## Assignment
Search the entries below for "have". Report each line where it occurs.

Dataset rows describing interfaces:
○ ○ ○ ○ ○

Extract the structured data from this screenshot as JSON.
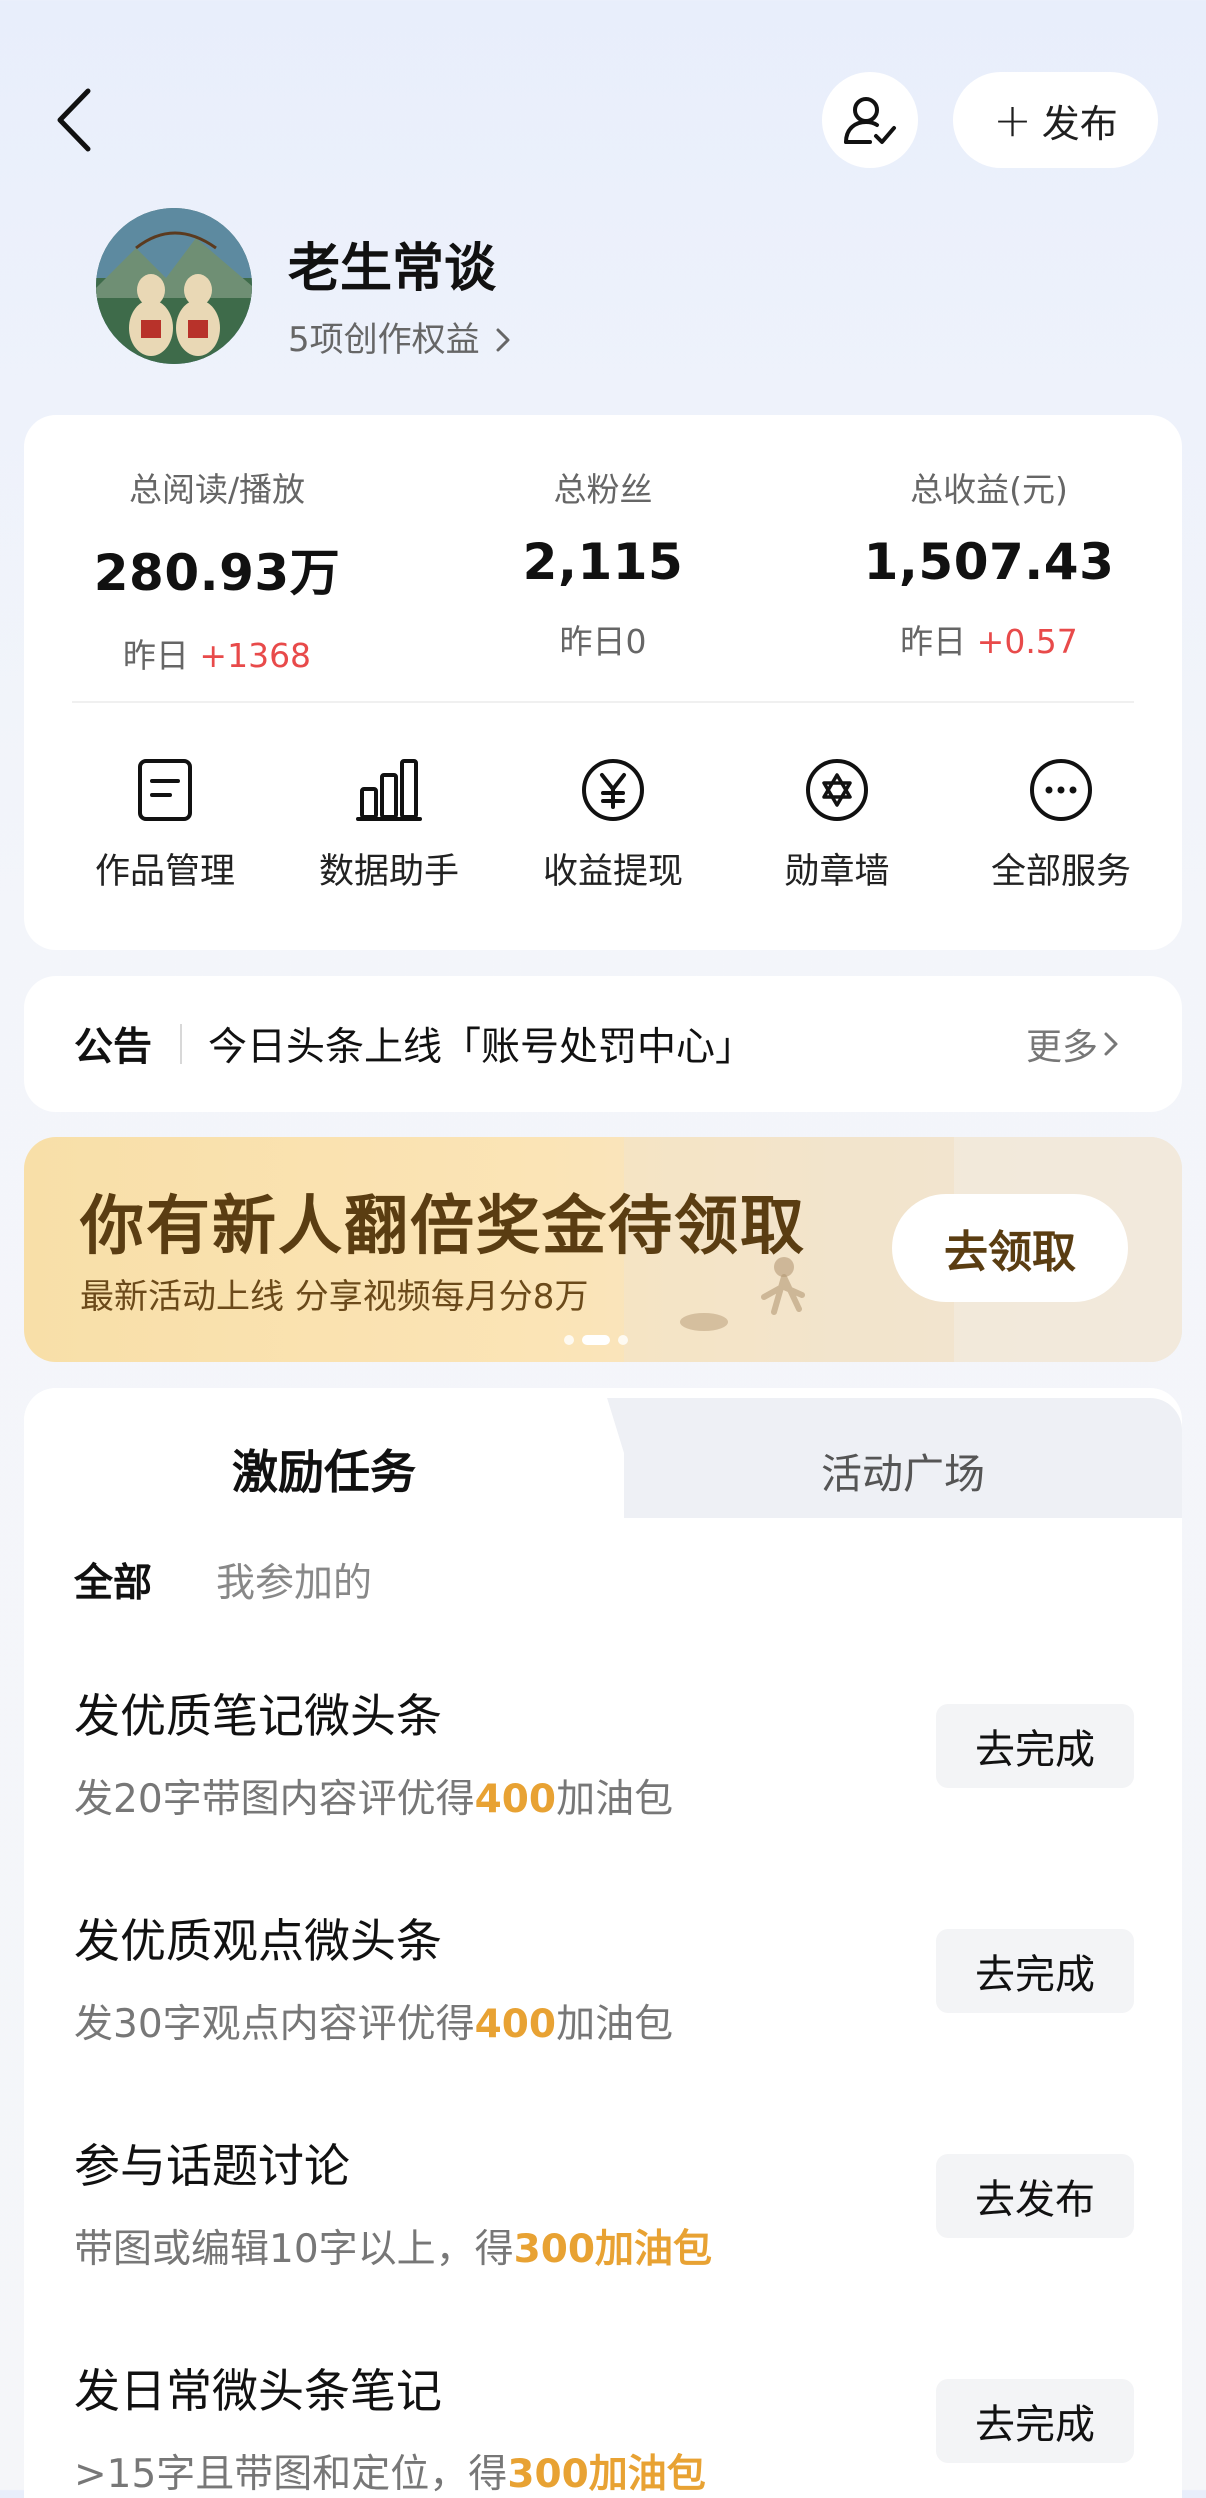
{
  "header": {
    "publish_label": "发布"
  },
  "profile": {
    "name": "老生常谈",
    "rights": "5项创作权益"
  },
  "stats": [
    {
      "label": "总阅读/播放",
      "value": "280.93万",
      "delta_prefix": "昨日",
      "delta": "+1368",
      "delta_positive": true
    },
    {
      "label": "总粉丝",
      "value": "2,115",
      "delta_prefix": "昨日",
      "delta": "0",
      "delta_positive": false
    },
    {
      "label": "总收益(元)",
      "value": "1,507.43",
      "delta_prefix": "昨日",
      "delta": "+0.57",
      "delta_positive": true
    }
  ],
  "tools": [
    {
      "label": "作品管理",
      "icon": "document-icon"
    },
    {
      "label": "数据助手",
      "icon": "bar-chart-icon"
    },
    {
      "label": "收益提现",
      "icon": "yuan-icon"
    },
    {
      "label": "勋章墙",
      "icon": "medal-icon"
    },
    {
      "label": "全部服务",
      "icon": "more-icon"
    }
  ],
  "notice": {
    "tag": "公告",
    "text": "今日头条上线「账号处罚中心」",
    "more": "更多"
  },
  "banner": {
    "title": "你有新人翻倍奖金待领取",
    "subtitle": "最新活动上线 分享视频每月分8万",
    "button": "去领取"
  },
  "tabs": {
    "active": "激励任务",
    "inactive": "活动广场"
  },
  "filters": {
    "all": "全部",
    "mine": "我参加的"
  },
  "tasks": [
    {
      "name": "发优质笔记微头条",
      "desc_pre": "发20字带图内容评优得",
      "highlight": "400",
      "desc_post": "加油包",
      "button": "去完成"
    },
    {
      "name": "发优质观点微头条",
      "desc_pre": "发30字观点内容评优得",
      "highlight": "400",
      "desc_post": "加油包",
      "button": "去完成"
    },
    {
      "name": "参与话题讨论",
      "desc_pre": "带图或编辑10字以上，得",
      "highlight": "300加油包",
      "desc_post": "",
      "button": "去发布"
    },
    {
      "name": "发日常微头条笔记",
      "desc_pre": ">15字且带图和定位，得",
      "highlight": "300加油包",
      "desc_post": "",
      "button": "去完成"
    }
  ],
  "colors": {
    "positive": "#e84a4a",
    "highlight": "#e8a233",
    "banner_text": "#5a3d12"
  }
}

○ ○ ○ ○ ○

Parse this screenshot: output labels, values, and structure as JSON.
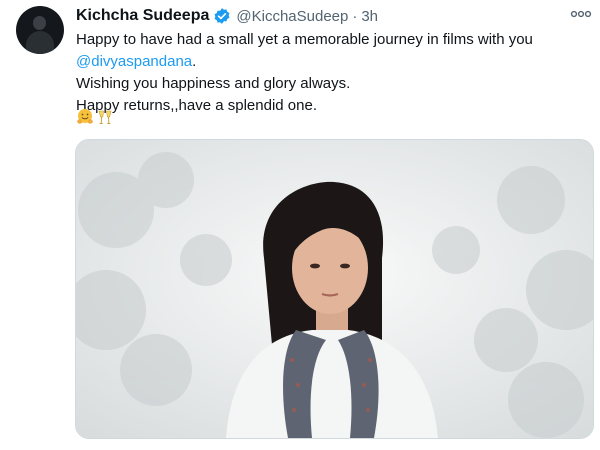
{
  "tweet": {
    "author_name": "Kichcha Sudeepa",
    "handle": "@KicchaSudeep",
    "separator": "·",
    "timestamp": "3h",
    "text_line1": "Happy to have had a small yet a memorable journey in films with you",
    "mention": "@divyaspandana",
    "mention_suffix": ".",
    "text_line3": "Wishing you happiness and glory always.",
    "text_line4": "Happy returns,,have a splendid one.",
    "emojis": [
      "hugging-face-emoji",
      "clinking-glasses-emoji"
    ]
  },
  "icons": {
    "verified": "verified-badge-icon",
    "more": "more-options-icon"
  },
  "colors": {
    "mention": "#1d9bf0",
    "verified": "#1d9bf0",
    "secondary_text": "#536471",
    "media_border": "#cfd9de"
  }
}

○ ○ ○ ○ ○

## Your response
    "text_line1": "Happy to have had a small yet a memorable journey in films with you",
    "text_line4": "Happy returns,,have a splendid one.",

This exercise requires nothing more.